Many Teens Who Take Adderall as “Study Drug” Unaware it is Amphetamine

26256571
Many teens who take the attention-deficit/hyperactivity disorder drug Adderall as a “study drug” are unaware it is an amphetamine, a new study finds. Some high school and college students take Adderall because they think it will improve their mental function and school performance, according to HealthDay . Nonmedical (not using a drug as directed by a doctor) use of amphetamines, such as Adderall, can lead to abuse and dependency, as well as medical problems such as seizures and heart problems, the article notes. The new study included 24,000 high school seniors. Although 8 percent reported nonmedical amphetamine use, and 7 percent reported nonmedical Adderall use in the past year, 29 percent of those who used Adderall nonmedically reported no nonmedical amphetamine use. “Our findings suggest that many young people are unaware that Adderall is an amphetamine,” lead author Joseph Palamar of NYU said in a news release. “In addition, such...
Continue reading
Rate this blog entry:
429 Hits
0 Comments

Smoking Marijuana and Driving

88339205
A new study conducted by Liberty Mutual Insurance and Students Against Destructive Decisions (SADD) found that a third of all teens surveyed think it is legal to drive under the influence of marijuana in states where it has been legalized for recreational use. In the same study, 27 percent of parents surveyed believe it to be legal as well. The study found that while 93 percent of parents think driving under the influence of alcohol is dangerous, only 76 percent feel that driving under the influence of marijuana is dangerous. The results indicate that teens are receiving mixed messages about the dangers of marijuana use and driving. This thinking puts themselves and fellow drivers at risk, particularly with 22 percent of teens admitting that driving under the influence of marijuana is common around their friends. However, marijuana use has a direct impact on your body, similar to alcohol. According to...
Continue reading
Rate this blog entry:
440 Hits
0 Comments

Mixing of Opioids and Alcohol Make for a Dangerous Cocktail

Mixing of Opioids and Alcohol Make for a Dangerous Cocktail
A new study warns that drinking alcohol while taking powerful opioid painkillers can trigger a potentially deadly respiratory problem, particularly in seniors. In the study, report on by HeathDay , the researchers assessed how mixing the opioid painkiller oxycodone and alcohol affected 12 younger volunteers, aged 21 to 28, and 12 older volunteers, aged 66 to 77.  The study authors reported that taking just one oxycodone tablet with a modest amount of alcohol increased the risk of respiratory depression.

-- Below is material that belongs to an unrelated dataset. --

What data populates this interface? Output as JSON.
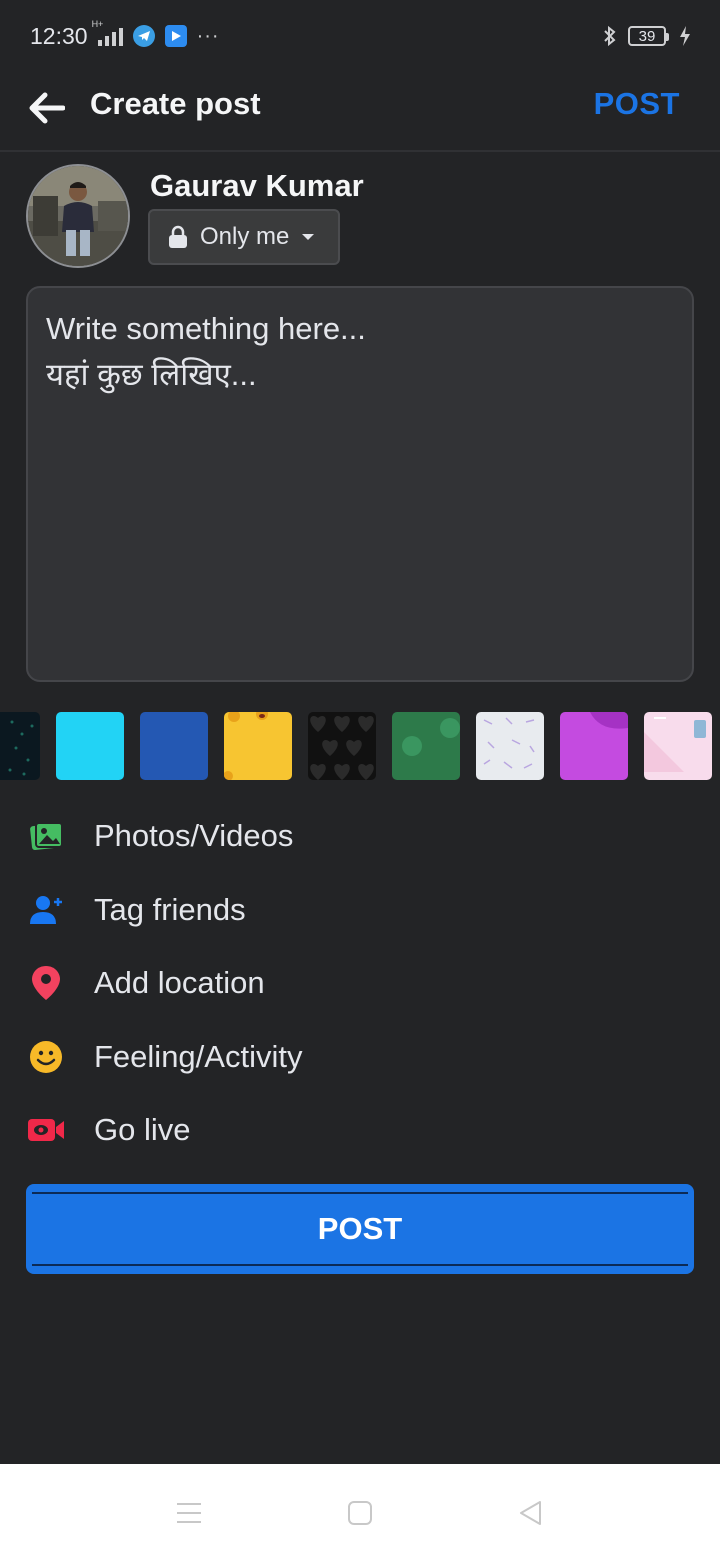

The older volunteers were more likely than the younger ones to have repeated episodes where they temporarily stopped breathing. The study was published online Feb. 7 in the journal Anesthesiology .
Rate this blog entry:
1393 Hits
0 Comments